The FDA has rejected one of Eli Lilly's top drug prospects, saying that its SGLT2 drug empagliflozin could not be approved for marketing before its partner Boehringer Ingelheim fixed "deficiencies" at one of its manufacturing facilities.
The latest setback creates a problem for Lilly ($LLY), which has vowed to gain "several" new drug approvals this year to make up for a long drought in approvals. If its Type 2 diabetes drug empagliflozin is put on indefinite hold pending regulatory clearance, Lilly's best shot at approvals this year may well rest on its GLP-1 diabetes drug dulaglutide and the cancer therapy ramucirumab, both of which have racked up positive Phase III data. And after blowing an earlier promise to investors that it would have two approvals last year--as generic competition to franchise blockbusters ate away at its revenue--the jury is out on just how long investors will wait for CEO John Lechleiter to deliver a new portfolio to fill the widening hole in its product lineup.
This latest blow came just weeks after Lilly's copycat version of Lantus was put on hold after Sanofi filed a lawsuit against Lilly claiming that the pharma rival infringed four of its patents. The legal squabble is likely to delay any launch of Lilly's product until the middle of 2016.
Lilly's shares, though, were down less than one percent this morning. But its margin for error has just been shaved down again.
Empagliflozin still represents Lilly's best shot at competing with SGLT2 pioneers like Johnson & Johnson's ($JNJ) Invokana and Farxiga (dapagliflozin) from AstraZeneca ($AZN) and Bristol-Myers Squibb ($BMY), which was finally approved by the FDA in January after a long delay. Lilly presented the FDA with data from 10 multinational clinical trials and more than 13,000 people with Type 2 diabetes for its drug.
The source of their woes evidently centers on Boehringer's plant at Ingelheim am Rhein. Last spring the FDA issued Boehringer a warning letter chiding the company for not properly investigating the appearance of large particles contaminating batches of an active pharmaceutical ingredient it manufactured there. At the time the pharma company said that it was taking the warning seriously, adding that the plant had passed 22 inspections over 5 years.

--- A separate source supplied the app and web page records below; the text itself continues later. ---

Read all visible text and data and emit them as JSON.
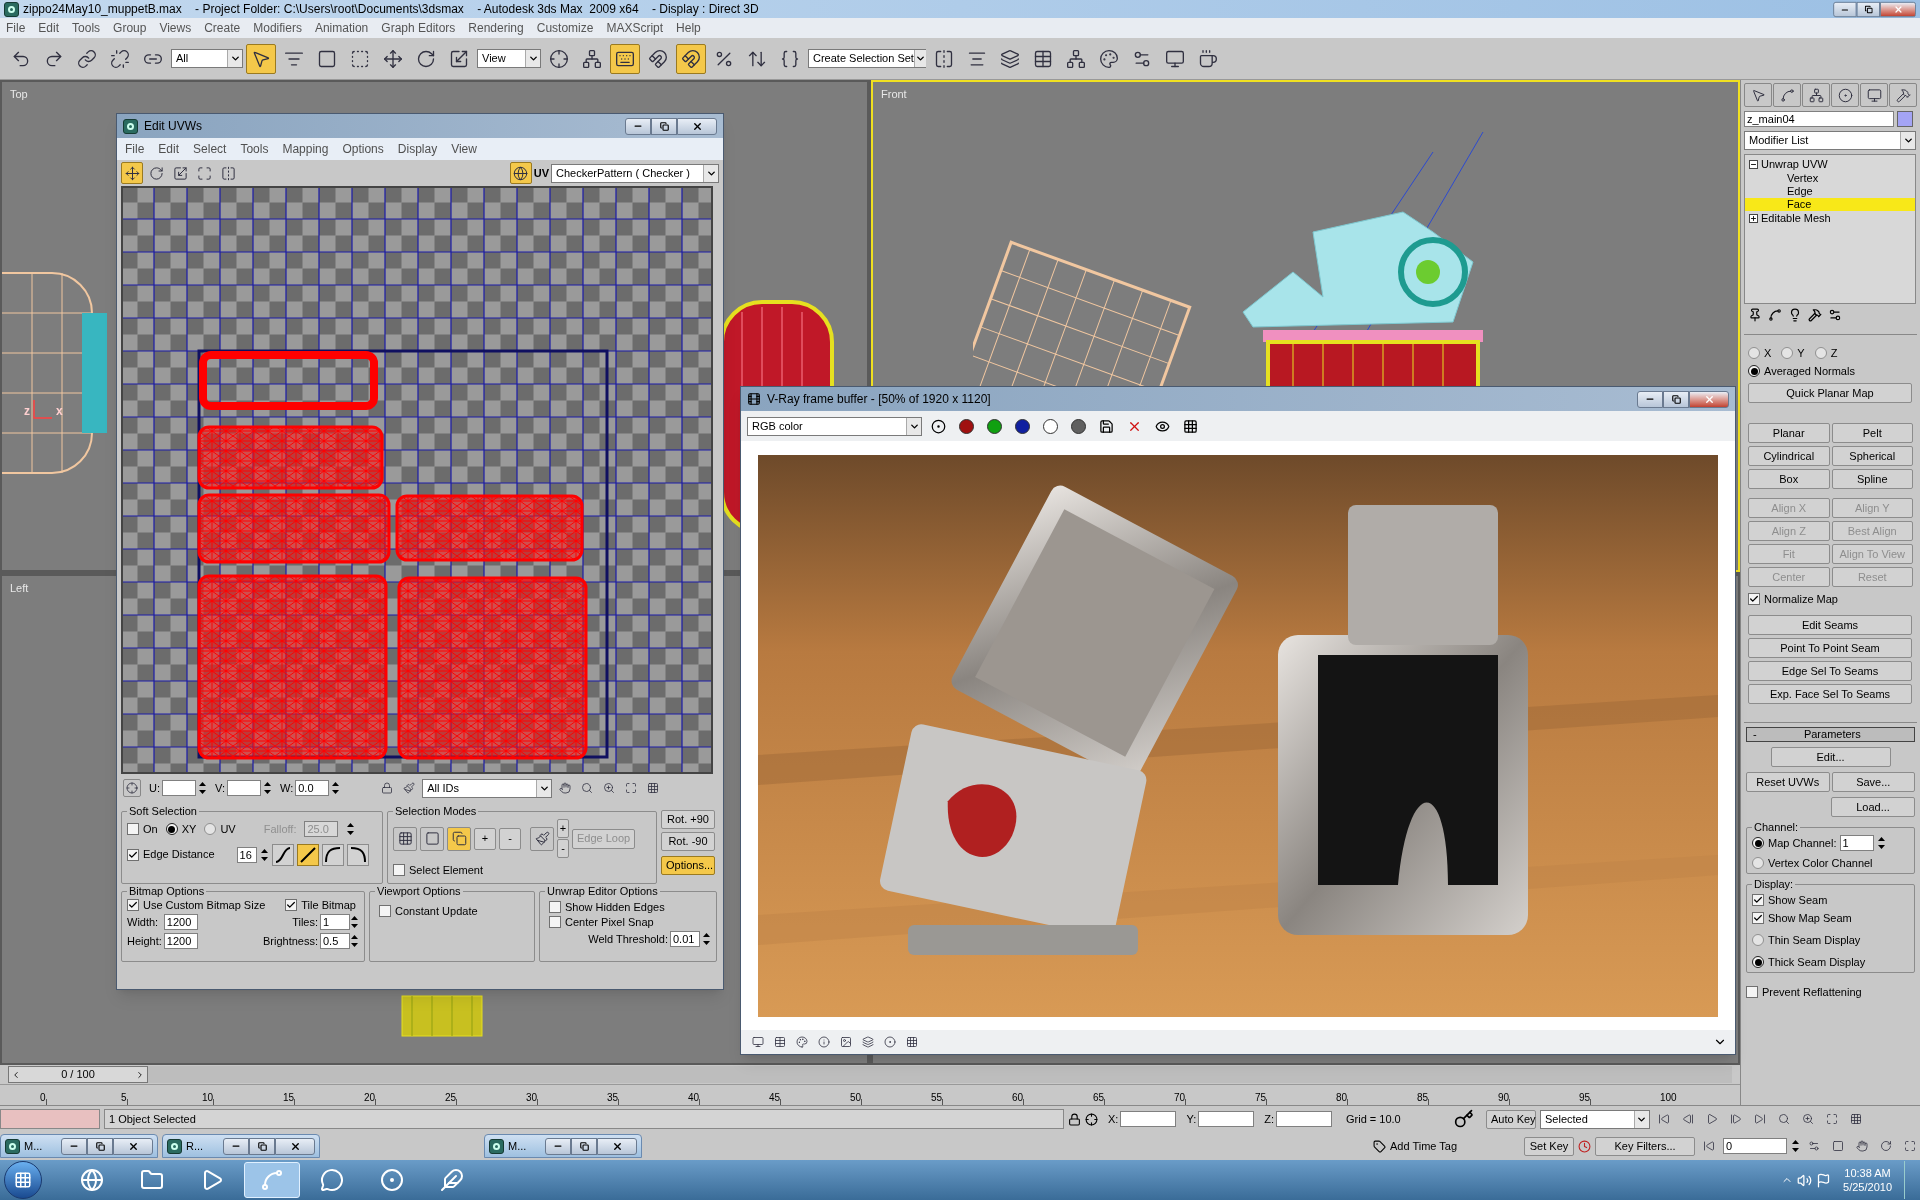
{
  "app_title": "zippo24May10_muppetB.max    - Project Folder: C:\\Users\\root\\Documents\\3dsmax    - Autodesk 3ds Max  2009 x64    - Display : Direct 3D",
  "menu": [
    "File",
    "Edit",
    "Tools",
    "Group",
    "Views",
    "Create",
    "Modifiers",
    "Animation",
    "Graph Editors",
    "Rendering",
    "Customize",
    "MAXScript",
    "Help"
  ],
  "toolbar": [
    {
      "kind": "button",
      "selected": false
    },
    {
      "kind": "button",
      "selected": false
    },
    {
      "kind": "button",
      "selected": false
    },
    {
      "kind": "button",
      "selected": false
    },
    {
      "kind": "button",
      "selected": false
    },
    {
      "kind": "dropdown",
      "value": "All"
    },
    {
      "kind": "button",
      "selected": true
    },
    {
      "kind": "button",
      "selected": false
    },
    {
      "kind": "button",
      "selected": false
    },
    {
      "kind": "button",
      "selected": false
    },
    {
      "kind": "button",
      "selected": false
    },
    {
      "kind": "button",
      "selected": false
    },
    {
      "kind": "button",
      "selected": false
    },
    {
      "kind": "dropdown",
      "value": "View"
    },
    {
      "kind": "button",
      "selected": false
    },
    {
      "kind": "button",
      "selected": false
    },
    {
      "kind": "button",
      "selected": true
    },
    {
      "kind": "button",
      "selected": false
    },
    {
      "kind": "button",
      "selected": true
    },
    {
      "kind": "button",
      "selected": false
    },
    {
      "kind": "button",
      "selected": false
    },
    {
      "kind": "button",
      "selected": false
    },
    {
      "kind": "dropdown",
      "value": "Create Selection Set"
    },
    {
      "kind": "button",
      "selected": false
    },
    {
      "kind": "button",
      "selected": false
    },
    {
      "kind": "button",
      "selected": false
    },
    {
      "kind": "button",
      "selected": false
    },
    {
      "kind": "button",
      "selected": false
    },
    {
      "kind": "button",
      "selected": false
    },
    {
      "kind": "button",
      "selected": false
    },
    {
      "kind": "button",
      "selected": false
    },
    {
      "kind": "button",
      "selected": false
    }
  ],
  "viewports": [
    {
      "label": "Top",
      "active": false,
      "axes": [
        "z",
        "x"
      ]
    },
    {
      "label": "Front",
      "active": true
    },
    {
      "label": "Left",
      "active": false
    },
    {
      "active": false
    }
  ],
  "command_panel": {
    "object_name": "z_main04",
    "modifier_list": "Modifier List",
    "stack": [
      {
        "label": "Unwrap UVW",
        "expanded": true,
        "children": [
          {
            "label": "Vertex",
            "selected": false
          },
          {
            "label": "Edge",
            "selected": false
          },
          {
            "label": "Face",
            "selected": true
          }
        ]
      },
      {
        "label": "Editable Mesh",
        "expanded": false
      }
    ],
    "axis_radios": [
      {
        "label": "X",
        "selected": false
      },
      {
        "label": "Y",
        "selected": false
      },
      {
        "label": "Z",
        "selected": false
      }
    ],
    "averaged_normals": {
      "label": "Averaged Normals",
      "selected": true
    },
    "quick_planar": "Quick Planar Map",
    "map_buttons": [
      {
        "label": "Planar",
        "disabled": false
      },
      {
        "label": "Pelt",
        "disabled": false
      },
      {
        "label": "Cylindrical",
        "disabled": false
      },
      {
        "label": "Spherical",
        "disabled": false
      },
      {
        "label": "Box",
        "disabled": false
      },
      {
        "label": "Spline",
        "disabled": false
      },
      {
        "label": "Align X",
        "disabled": true
      },
      {
        "label": "Align Y",
        "disabled": true
      },
      {
        "label": "Align Z",
        "disabled": true
      },
      {
        "label": "Best Align",
        "disabled": true
      },
      {
        "label": "Fit",
        "disabled": true
      },
      {
        "label": "Align To View",
        "disabled": true
      },
      {
        "label": "Center",
        "disabled": true
      },
      {
        "label": "Reset",
        "disabled": true
      }
    ],
    "normalize_map": {
      "label": "Normalize Map",
      "checked": true
    },
    "seam_buttons": [
      "Edit Seams",
      "Point To Point Seam",
      "Edge Sel To Seams",
      "Exp. Face Sel To Seams"
    ],
    "parameters": {
      "toggle": "-",
      "title": "Parameters",
      "edit": "Edit...",
      "reset": "Reset UVWs",
      "save": "Save...",
      "load": "Load...",
      "channel": {
        "title": "Channel:",
        "map_channel": {
          "label": "Map Channel:",
          "selected": true,
          "value": "1"
        },
        "vertex_color": {
          "label": "Vertex Color Channel",
          "selected": false
        }
      },
      "display": {
        "title": "Display:",
        "checks": [
          {
            "label": "Show Seam",
            "checked": true
          },
          {
            "label": "Show Map Seam",
            "checked": true
          }
        ],
        "options": [
          {
            "label": "Thin Seam Display",
            "selected": false
          },
          {
            "label": "Thick Seam Display",
            "selected": true
          }
        ]
      },
      "prevent_reflattening": {
        "label": "Prevent Reflattening",
        "checked": false
      }
    }
  },
  "uv_editor": {
    "title": "Edit UVWs",
    "menu": [
      "File",
      "Edit",
      "Select",
      "Tools",
      "Mapping",
      "Options",
      "Display",
      "View"
    ],
    "tools": [
      {
        "selected": true
      },
      {
        "selected": false
      },
      {
        "selected": false
      },
      {
        "selected": false
      },
      {
        "selected": false
      }
    ],
    "uv_label": "UV",
    "texture": "CheckerPattern  ( Checker )",
    "coords": [
      {
        "label": "U:"
      },
      {
        "label": "V:"
      },
      {
        "label": "W:",
        "value": "0.0"
      }
    ],
    "ids": "All IDs",
    "soft_selection": {
      "title": "Soft Selection",
      "on": {
        "label": "On",
        "checked": false
      },
      "spaces": [
        {
          "label": "XY",
          "selected": true
        },
        {
          "label": "UV",
          "selected": false
        }
      ],
      "falloff": {
        "label": "Falloff:",
        "value": "25.0",
        "disabled": true
      },
      "edge_distance": {
        "label": "Edge Distance",
        "checked": true,
        "value": "16"
      },
      "curves": [
        {
          "selected": false
        },
        {
          "selected": true
        },
        {
          "selected": false
        },
        {
          "selected": false
        }
      ]
    },
    "selection_modes": {
      "title": "Selection Modes",
      "modes": [
        {
          "selected": false
        },
        {
          "selected": false
        },
        {
          "selected": true
        }
      ],
      "grow": "+",
      "shrink": "-",
      "loop_grow": "+",
      "loop_shrink": "-",
      "edge_loop": {
        "label": "Edge Loop",
        "disabled": true
      },
      "select_element": {
        "label": "Select Element",
        "checked": false
      }
    },
    "rotate": [
      "Rot. +90",
      "Rot. -90"
    ],
    "options": {
      "label": "Options...",
      "selected": true
    },
    "bitmap_options": {
      "title": "Bitmap Options",
      "custom_size": {
        "label": "Use Custom Bitmap Size",
        "checked": true
      },
      "tile": {
        "label": "Tile Bitmap",
        "checked": true
      },
      "width": {
        "label": "Width:",
        "value": "1200"
      },
      "height": {
        "label": "Height:",
        "value": "1200"
      },
      "tiles": {
        "label": "Tiles:",
        "value": "1"
      },
      "brightness": {
        "label": "Brightness:",
        "value": "0.5"
      }
    },
    "viewport_options": {
      "title": "Viewport Options",
      "constant_update": {
        "label": "Constant Update",
        "checked": false
      }
    },
    "editor_options": {
      "title": "Unwrap Editor Options",
      "checks": [
        {
          "label": "Show Hidden Edges",
          "checked": false
        },
        {
          "label": "Center Pixel Snap",
          "checked": false
        }
      ],
      "weld": {
        "label": "Weld Threshold:",
        "value": "0.01"
      }
    }
  },
  "vray": {
    "title": "V-Ray frame buffer - [50% of 1920 x 1120]",
    "channel": "RGB color"
  },
  "timeline": {
    "frame": "0 / 100",
    "level": 0,
    "ticks": [
      "0",
      "5",
      "10",
      "15",
      "20",
      "25",
      "30",
      "35",
      "40",
      "45",
      "50",
      "55",
      "60",
      "65",
      "70",
      "75",
      "80",
      "85",
      "90",
      "95",
      "100"
    ]
  },
  "status": {
    "selection": "1 Object Selected",
    "coords": [
      "X:",
      "Y:",
      "Z:"
    ],
    "grid": "Grid = 10.0",
    "auto_key": "Auto Key",
    "key_mode": "Selected",
    "set_key": "Set Key",
    "key_filters": "Key Filters...",
    "time_tag": "Add Time Tag",
    "frame": "0"
  },
  "minimized": [
    "M...",
    "R...",
    "M..."
  ],
  "taskbar": {
    "apps": [
      {
        "selected": false
      },
      {
        "selected": false
      },
      {
        "selected": false
      },
      {
        "selected": true
      },
      {
        "selected": false
      },
      {
        "selected": false
      },
      {
        "selected": false
      }
    ],
    "time": "10:38 AM",
    "date": "5/25/2010"
  }
}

Over the past two years Lilly has been hit with a series of setbacks in the clinic, losing top drug prospects and failing to gain critically needed product approvals as Zyprexa and Cymbalta lost patent protection. But while the rest of the Big Pharma companies retooled their R&D strategy, externalizing much of their work through partnerships and fast-paced dealmaking, Lilly's Lechleiter has stubbornly insisted that the company already had what it needed to come up with a new set of products to sell.
Lilly has another drug, the enzyme replacement therapy liprotamase, under regulatory review. Liprotamase was originally rejected back in 2011 and Lilly was forced to begin a new trial.

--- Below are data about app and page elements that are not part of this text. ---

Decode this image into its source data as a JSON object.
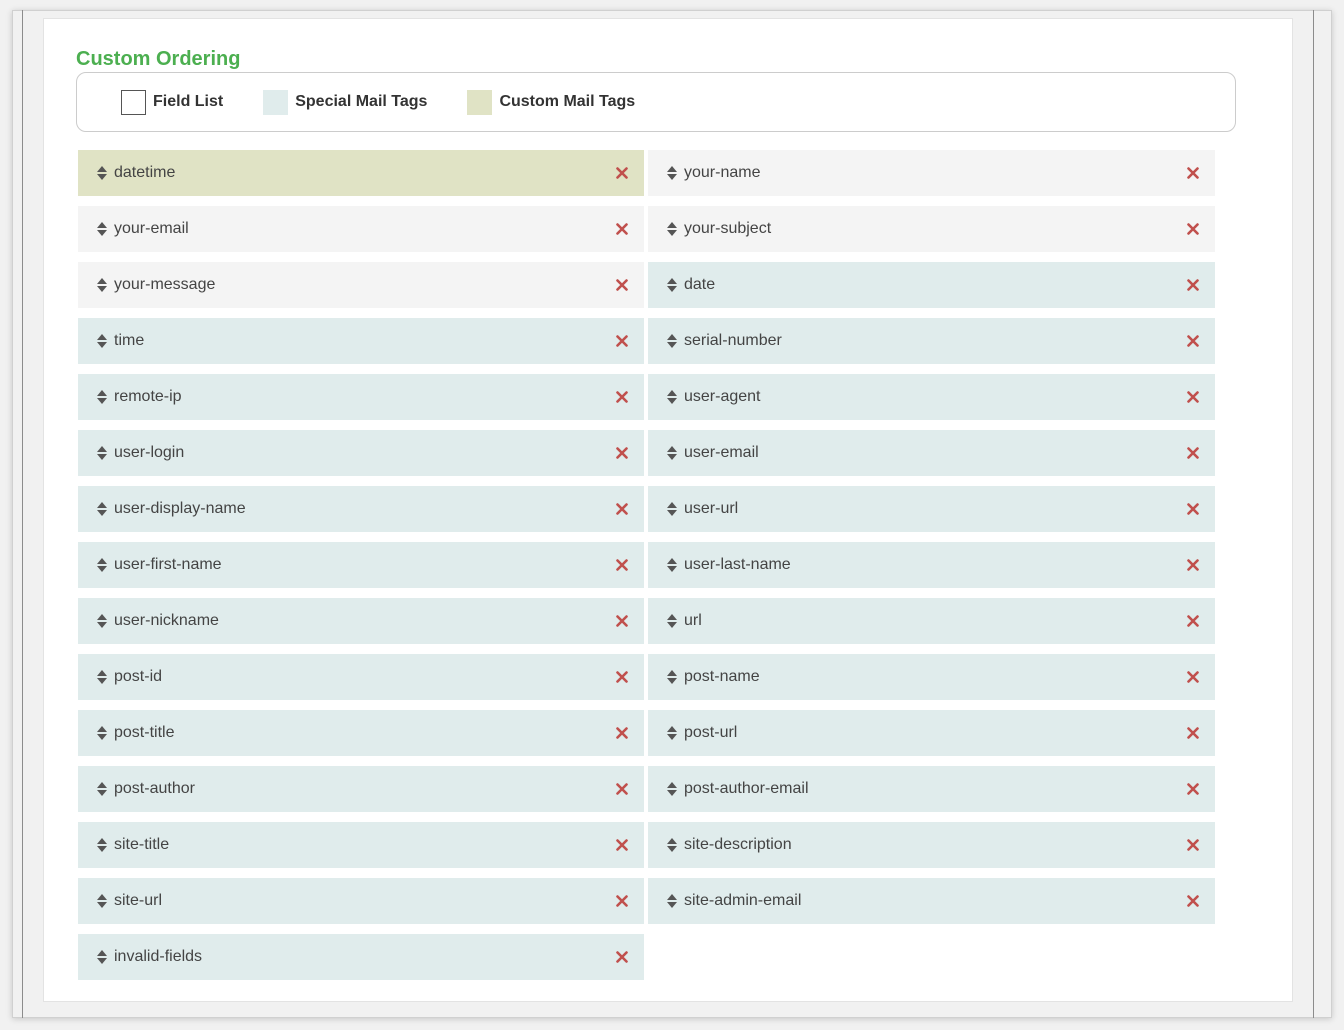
{
  "section": {
    "title": "Custom Ordering"
  },
  "legend": [
    {
      "label": "Field List",
      "kind": "field"
    },
    {
      "label": "Special Mail Tags",
      "kind": "special"
    },
    {
      "label": "Custom Mail Tags",
      "kind": "custom"
    }
  ],
  "colors": {
    "title_green": "#4caf50",
    "field_bg": "#f4f4f4",
    "special_bg": "#e0ecec",
    "custom_bg": "#e0e3c5",
    "remove_red": "#c0504d"
  },
  "icons": {
    "drag": "sort-icon",
    "remove": "remove-x-icon"
  },
  "tags": [
    {
      "label": "datetime",
      "kind": "custom"
    },
    {
      "label": "your-name",
      "kind": "field"
    },
    {
      "label": "your-email",
      "kind": "field"
    },
    {
      "label": "your-subject",
      "kind": "field"
    },
    {
      "label": "your-message",
      "kind": "field"
    },
    {
      "label": "date",
      "kind": "special"
    },
    {
      "label": "time",
      "kind": "special"
    },
    {
      "label": "serial-number",
      "kind": "special"
    },
    {
      "label": "remote-ip",
      "kind": "special"
    },
    {
      "label": "user-agent",
      "kind": "special"
    },
    {
      "label": "user-login",
      "kind": "special"
    },
    {
      "label": "user-email",
      "kind": "special"
    },
    {
      "label": "user-display-name",
      "kind": "special"
    },
    {
      "label": "user-url",
      "kind": "special"
    },
    {
      "label": "user-first-name",
      "kind": "special"
    },
    {
      "label": "user-last-name",
      "kind": "special"
    },
    {
      "label": "user-nickname",
      "kind": "special"
    },
    {
      "label": "url",
      "kind": "special"
    },
    {
      "label": "post-id",
      "kind": "special"
    },
    {
      "label": "post-name",
      "kind": "special"
    },
    {
      "label": "post-title",
      "kind": "special"
    },
    {
      "label": "post-url",
      "kind": "special"
    },
    {
      "label": "post-author",
      "kind": "special"
    },
    {
      "label": "post-author-email",
      "kind": "special"
    },
    {
      "label": "site-title",
      "kind": "special"
    },
    {
      "label": "site-description",
      "kind": "special"
    },
    {
      "label": "site-url",
      "kind": "special"
    },
    {
      "label": "site-admin-email",
      "kind": "special"
    },
    {
      "label": "invalid-fields",
      "kind": "special"
    }
  ]
}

Analysts have been growing increasingly skeptical about the potential of SGLT2 drugs, which flush glucose through urine. And without any clear differentiating factors in its favor, Lilly and Boehringer faced a tough challenge in building sales. That challenge, though, will have to wait now.
- here's the release